While reading the label on a Leyden Jar (early form of capacitor) in the education pavillion of Teylers Museum, Haarlem (NL) before a meeting I was becoming only gradually aware of the character staring at me from the background.
I started the day with an amusing game. How many Penguin, Pelican and Puffin books could be found by walking around for 10 minutes and randomly picking books from the bookcases. Most of the literary books are kept in a room that we call the ‘library’, because it contains, well … books, but since it is on the first floor, I didn’t go there.
I photographed the picks, ordering them in random pairs on a black paper near the window.
how long does it take a snowflake
to reach the surface of the earth
and disintegrate on the crusty soil?
the unlikely order, crystal clear,
is only short-lived.
it would be too easy at this point,
to throw in some metaphors,
or shallow symbolism.
a scientific answer please.
preferably amply illustrated,
with diagrams and graphs.
like the copper engravings
in old physics books,
or the handwritten notes
of the gentlemen scientists of the Enlightenment.
gall, soot, and iron sulphate,
leave translucent words,
on brown, brittle, sub-standard paper.
obviously that last verse was a device
to draw your attention away
from the white pristine ice crystal
to the brownish physicality of dirt
it even fooled me,
my mind went from pure blinding white
to the blackish brown of molten tar.
the black clump of earth,
an amorphous conglomerate of water drops,
slowly taking shape,
forming six-sided branches,
little mathematical twigs,
getting whiter and whiter,
finer and finer,
attracting other crystals,

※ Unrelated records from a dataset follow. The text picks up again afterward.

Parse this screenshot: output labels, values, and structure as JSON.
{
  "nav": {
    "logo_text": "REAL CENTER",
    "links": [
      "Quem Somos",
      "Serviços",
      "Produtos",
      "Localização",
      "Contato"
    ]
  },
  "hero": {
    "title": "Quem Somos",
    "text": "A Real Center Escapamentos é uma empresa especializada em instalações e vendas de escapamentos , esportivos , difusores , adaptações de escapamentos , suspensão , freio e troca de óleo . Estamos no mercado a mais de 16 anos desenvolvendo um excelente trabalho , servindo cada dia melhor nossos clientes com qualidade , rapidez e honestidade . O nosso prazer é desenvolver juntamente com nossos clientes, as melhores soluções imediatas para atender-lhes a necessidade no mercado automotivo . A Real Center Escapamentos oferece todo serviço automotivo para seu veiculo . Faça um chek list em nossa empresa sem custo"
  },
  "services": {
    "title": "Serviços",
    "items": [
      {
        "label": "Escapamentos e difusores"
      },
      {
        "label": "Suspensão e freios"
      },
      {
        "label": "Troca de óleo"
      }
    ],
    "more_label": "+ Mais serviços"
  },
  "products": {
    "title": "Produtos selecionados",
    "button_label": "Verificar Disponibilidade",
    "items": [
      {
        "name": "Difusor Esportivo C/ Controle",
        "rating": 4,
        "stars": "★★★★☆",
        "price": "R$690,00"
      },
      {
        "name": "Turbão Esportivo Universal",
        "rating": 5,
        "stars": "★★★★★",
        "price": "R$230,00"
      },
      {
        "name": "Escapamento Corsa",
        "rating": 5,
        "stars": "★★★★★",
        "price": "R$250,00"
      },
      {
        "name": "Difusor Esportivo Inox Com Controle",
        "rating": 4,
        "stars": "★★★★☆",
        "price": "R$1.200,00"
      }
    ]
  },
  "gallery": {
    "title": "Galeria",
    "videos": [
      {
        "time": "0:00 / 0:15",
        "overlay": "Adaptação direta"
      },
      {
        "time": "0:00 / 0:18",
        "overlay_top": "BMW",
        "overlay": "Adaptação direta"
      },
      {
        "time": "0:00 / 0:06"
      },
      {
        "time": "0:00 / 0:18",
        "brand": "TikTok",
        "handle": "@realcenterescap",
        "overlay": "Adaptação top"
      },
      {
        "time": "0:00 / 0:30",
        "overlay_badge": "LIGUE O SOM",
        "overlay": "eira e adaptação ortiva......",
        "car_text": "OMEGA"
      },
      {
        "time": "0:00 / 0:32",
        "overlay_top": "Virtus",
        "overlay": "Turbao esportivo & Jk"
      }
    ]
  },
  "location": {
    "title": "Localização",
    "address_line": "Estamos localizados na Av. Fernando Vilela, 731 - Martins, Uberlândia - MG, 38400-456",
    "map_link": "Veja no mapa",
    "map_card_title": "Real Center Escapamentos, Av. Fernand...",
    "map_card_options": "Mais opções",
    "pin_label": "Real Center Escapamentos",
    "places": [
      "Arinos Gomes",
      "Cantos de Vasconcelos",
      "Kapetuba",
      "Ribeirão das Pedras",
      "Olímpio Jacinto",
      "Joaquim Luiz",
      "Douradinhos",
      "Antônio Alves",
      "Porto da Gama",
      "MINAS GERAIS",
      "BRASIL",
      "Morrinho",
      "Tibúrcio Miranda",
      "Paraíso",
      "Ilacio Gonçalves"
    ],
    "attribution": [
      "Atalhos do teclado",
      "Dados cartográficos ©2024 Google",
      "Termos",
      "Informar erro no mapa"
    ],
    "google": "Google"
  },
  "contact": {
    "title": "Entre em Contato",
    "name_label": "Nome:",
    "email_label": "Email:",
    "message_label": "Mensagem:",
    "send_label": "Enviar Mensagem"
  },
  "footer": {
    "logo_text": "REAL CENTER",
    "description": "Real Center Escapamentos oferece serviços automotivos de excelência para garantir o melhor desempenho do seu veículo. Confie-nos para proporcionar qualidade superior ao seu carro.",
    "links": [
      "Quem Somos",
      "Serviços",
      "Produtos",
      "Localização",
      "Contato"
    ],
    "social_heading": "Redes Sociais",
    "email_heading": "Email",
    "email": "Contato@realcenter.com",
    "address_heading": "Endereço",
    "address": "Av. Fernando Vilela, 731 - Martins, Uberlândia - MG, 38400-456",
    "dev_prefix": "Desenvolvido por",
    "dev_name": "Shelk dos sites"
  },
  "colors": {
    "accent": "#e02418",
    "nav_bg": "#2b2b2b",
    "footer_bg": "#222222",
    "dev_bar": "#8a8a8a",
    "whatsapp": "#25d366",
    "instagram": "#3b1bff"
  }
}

until a flake has been formed,
ready to fly.
and with an imperceptible shock,
it pulls itself away from the soil,
and soars back to the cool blue sky.